Merrill Lynch Lowers 2011 U.S. Natural Gas Forecast to $4.60 on Drilling

Bank of America Merrill Lynch cut its U.S. natural-gas price forecast for next year, citing a “well- saturated” market and higher-than-expected drilling rates.

The bank cut its estimate to $4.60 a million British thermal units, from $5 previously, analysts headed by Francisco Blanch in New York said in a report dated Dec. 3.

Natural gas has tumbled 21 percent in 2010 on the New York Mercantile Exchange as U.S. production, intensified by shale drilling, may jump 2.5 percent this year, according to the Energy Department. The number of natural-gas rigs operating in the U.S. rose by eight to 983 between Nov. 24 and Dec. 3, according to Baker Hughes Inc. Merrill said it expected the gas rig count to drop to 750 by the end of 2011.
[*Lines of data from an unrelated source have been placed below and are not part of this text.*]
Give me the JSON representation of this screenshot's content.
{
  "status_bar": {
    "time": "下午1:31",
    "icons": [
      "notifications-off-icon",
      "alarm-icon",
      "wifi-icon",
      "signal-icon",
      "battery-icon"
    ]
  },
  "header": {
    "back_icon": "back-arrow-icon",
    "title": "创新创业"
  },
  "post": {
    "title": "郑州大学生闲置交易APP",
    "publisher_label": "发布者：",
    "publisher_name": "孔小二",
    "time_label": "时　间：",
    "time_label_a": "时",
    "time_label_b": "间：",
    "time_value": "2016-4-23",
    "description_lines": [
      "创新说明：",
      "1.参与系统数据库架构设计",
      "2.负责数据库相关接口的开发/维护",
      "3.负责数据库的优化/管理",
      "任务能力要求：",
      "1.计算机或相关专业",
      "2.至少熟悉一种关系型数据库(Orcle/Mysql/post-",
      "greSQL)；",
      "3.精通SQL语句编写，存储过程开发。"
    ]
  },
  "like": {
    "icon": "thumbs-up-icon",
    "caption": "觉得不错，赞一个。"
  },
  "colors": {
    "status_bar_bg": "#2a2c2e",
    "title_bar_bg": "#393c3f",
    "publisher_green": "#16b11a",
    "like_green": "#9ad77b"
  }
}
“Rigs need to fall by at least 20 to 25 percent over the course of 2011 in order to significantly slow the pace of new supply and thus support prices,” the bank said.

Forward prices for the fuel are too low and there is “upside” to prices from 2013 onward, Merrill said.
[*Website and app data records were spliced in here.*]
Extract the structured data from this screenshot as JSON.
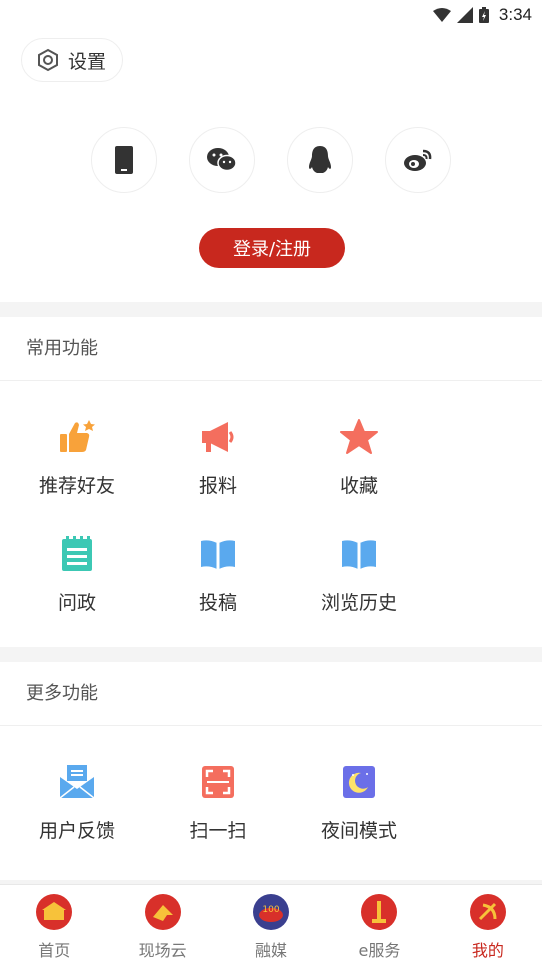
{
  "status": {
    "time": "3:34"
  },
  "header": {
    "settings_label": "设置",
    "login_label": "登录/注册"
  },
  "login_methods": [
    "phone-icon",
    "wechat-icon",
    "qq-icon",
    "weibo-icon"
  ],
  "common": {
    "title": "常用功能",
    "items": [
      {
        "label": "推荐好友",
        "icon": "thumbs-up-icon"
      },
      {
        "label": "报料",
        "icon": "megaphone-icon"
      },
      {
        "label": "收藏",
        "icon": "star-icon"
      },
      {
        "label": "问政",
        "icon": "notepad-icon"
      },
      {
        "label": "投稿",
        "icon": "book-icon"
      },
      {
        "label": "浏览历史",
        "icon": "book-icon"
      }
    ]
  },
  "more": {
    "title": "更多功能",
    "items": [
      {
        "label": "用户反馈",
        "icon": "mail-icon"
      },
      {
        "label": "扫一扫",
        "icon": "scan-icon"
      },
      {
        "label": "夜间模式",
        "icon": "moon-icon"
      }
    ]
  },
  "tabs": [
    {
      "label": "首页",
      "active": false
    },
    {
      "label": "现场云",
      "active": false
    },
    {
      "label": "融媒",
      "active": false
    },
    {
      "label": "e服务",
      "active": false
    },
    {
      "label": "我的",
      "active": true
    }
  ],
  "colors": {
    "accent": "#c8281e",
    "orange": "#f8a23a",
    "coral": "#f46e5e",
    "teal": "#3cc8b4",
    "blue": "#5aa9ee",
    "purple": "#6b6fe8"
  }
}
Storage inventories may reach 2 trillion cubic feet by the end of March, according to the report. That may mean an increase in gas-price volatility next year, Merrill said.

A decline in industrial gas demand growth to 4.6 percent in October from 14 percent in May means there will need to be more coal-to-gas switching in U.S. power generation for supply and demand to balance, the report said.
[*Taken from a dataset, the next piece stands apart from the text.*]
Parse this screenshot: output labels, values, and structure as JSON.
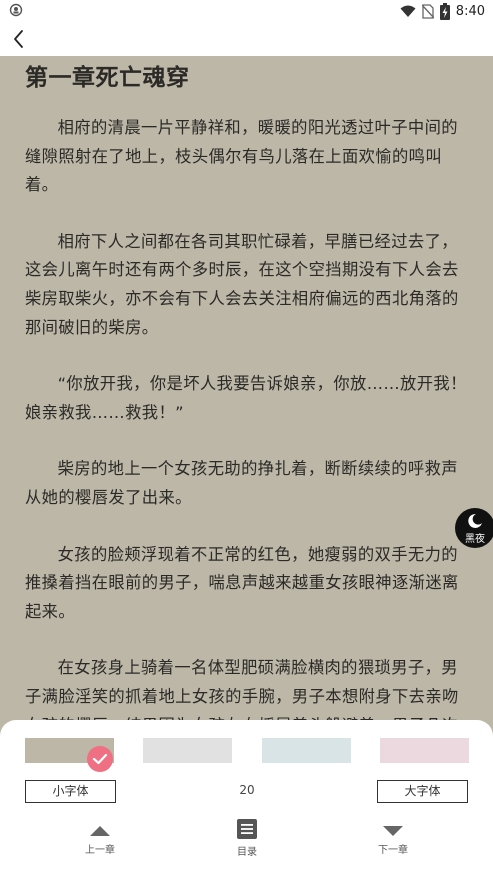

The gas balance “will remain weak in 2011, given low demand, record inventory levels, strong supply growth and continued drilling activity,” Merrill said.

Low U.S. gas prices mean reduced imports from Canada. In the northeast Canadian gas imports have fallen 50 percent from a year earlier, according to the report, to less than 1 billion cubic feet of gas a day.

Prices will remain low enough for liquefied natural gas shipments to go elsewhere in 2011, Merrill said.

To contact the reporter on this story: Ben Farey in London at

To contact the editor responsible for this story: Stephen Voss at

Press spacebar to pause and continue. Press esc to stop.

Bloomberg reserves the right to remove comments but is under no obligation to do so, or to explain individual moderation decisions.

Please enable JavaScript to view the comments powered by Disqus.